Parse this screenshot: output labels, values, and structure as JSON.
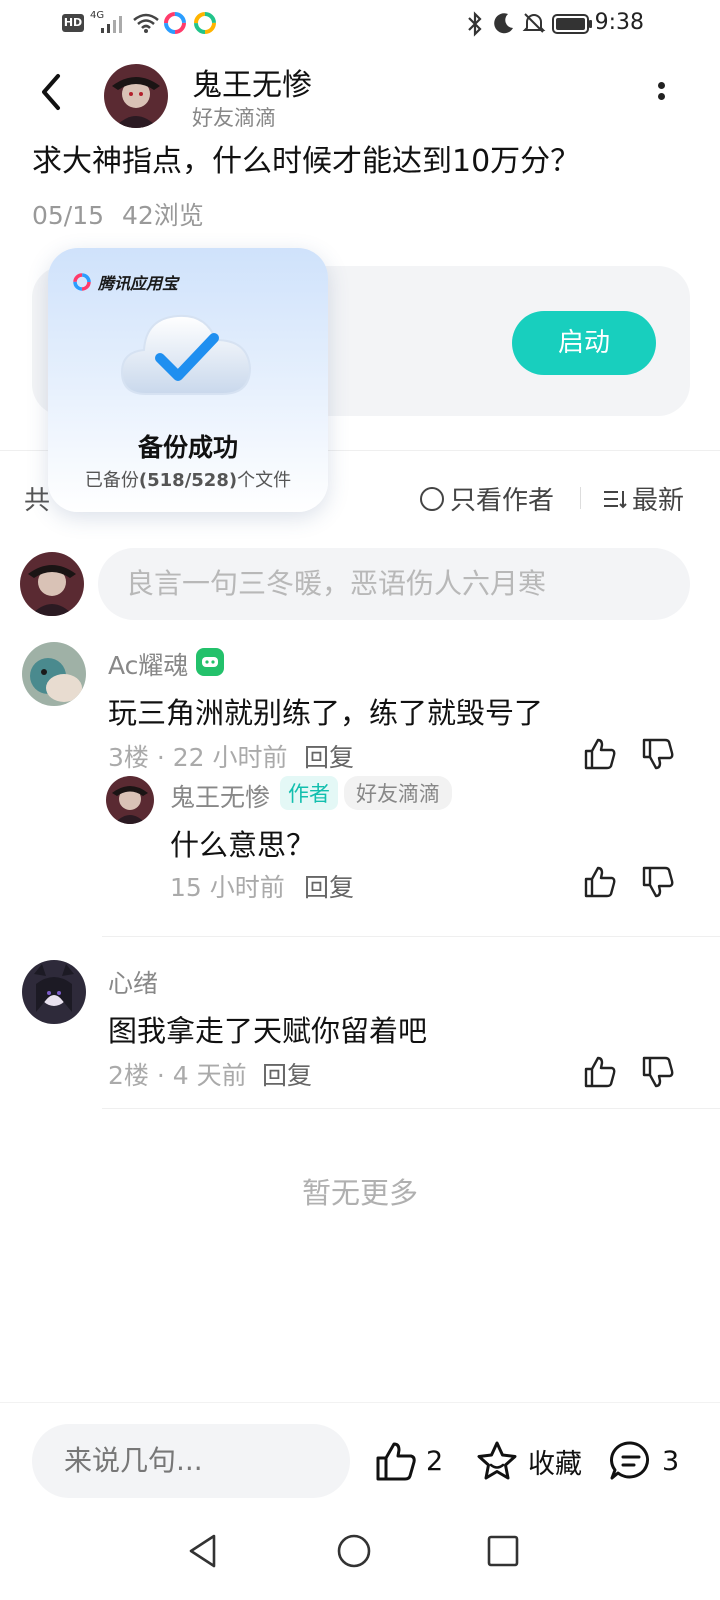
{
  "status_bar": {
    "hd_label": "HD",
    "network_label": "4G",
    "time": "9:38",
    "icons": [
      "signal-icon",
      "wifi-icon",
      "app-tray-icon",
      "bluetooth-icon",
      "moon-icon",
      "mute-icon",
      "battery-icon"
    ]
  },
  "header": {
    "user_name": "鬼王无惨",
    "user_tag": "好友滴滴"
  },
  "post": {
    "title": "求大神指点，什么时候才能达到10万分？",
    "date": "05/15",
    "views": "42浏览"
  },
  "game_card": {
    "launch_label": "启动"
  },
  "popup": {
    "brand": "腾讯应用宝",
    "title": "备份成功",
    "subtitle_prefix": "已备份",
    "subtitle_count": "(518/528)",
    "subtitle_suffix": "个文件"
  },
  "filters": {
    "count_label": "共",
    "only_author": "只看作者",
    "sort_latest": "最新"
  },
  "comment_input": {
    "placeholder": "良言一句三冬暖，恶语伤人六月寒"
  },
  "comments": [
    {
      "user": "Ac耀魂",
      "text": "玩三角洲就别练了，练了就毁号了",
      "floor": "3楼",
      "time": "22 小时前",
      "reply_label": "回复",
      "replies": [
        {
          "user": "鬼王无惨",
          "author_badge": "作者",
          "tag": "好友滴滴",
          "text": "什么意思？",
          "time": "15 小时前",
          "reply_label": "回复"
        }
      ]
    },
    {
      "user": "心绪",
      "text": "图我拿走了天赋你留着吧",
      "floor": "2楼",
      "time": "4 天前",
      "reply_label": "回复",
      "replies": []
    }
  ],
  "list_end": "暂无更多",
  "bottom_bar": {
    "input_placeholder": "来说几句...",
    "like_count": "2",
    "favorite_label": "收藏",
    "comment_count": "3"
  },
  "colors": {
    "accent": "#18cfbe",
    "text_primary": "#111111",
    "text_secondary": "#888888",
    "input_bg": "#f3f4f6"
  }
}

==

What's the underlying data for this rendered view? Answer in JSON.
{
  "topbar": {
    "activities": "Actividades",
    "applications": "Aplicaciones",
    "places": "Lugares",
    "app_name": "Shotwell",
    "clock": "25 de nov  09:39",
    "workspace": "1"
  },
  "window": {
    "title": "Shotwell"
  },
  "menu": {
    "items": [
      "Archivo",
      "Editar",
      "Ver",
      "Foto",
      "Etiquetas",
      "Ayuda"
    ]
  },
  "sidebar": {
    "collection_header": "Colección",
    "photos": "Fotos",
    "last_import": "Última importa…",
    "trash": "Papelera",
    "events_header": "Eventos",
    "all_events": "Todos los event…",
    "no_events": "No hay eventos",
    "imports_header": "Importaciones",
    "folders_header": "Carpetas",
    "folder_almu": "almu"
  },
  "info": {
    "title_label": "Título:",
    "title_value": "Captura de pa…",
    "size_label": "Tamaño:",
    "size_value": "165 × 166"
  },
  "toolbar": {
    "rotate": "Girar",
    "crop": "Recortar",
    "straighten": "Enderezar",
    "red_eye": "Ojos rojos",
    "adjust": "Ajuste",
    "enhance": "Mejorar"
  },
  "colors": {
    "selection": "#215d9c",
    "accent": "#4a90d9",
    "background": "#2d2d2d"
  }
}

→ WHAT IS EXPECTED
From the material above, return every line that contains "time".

→ EXPECTED OUTPUT
    "time": "9:38",
      "time": "22 小时前",
          "time": "15 小时前",
      "time": "4 天前",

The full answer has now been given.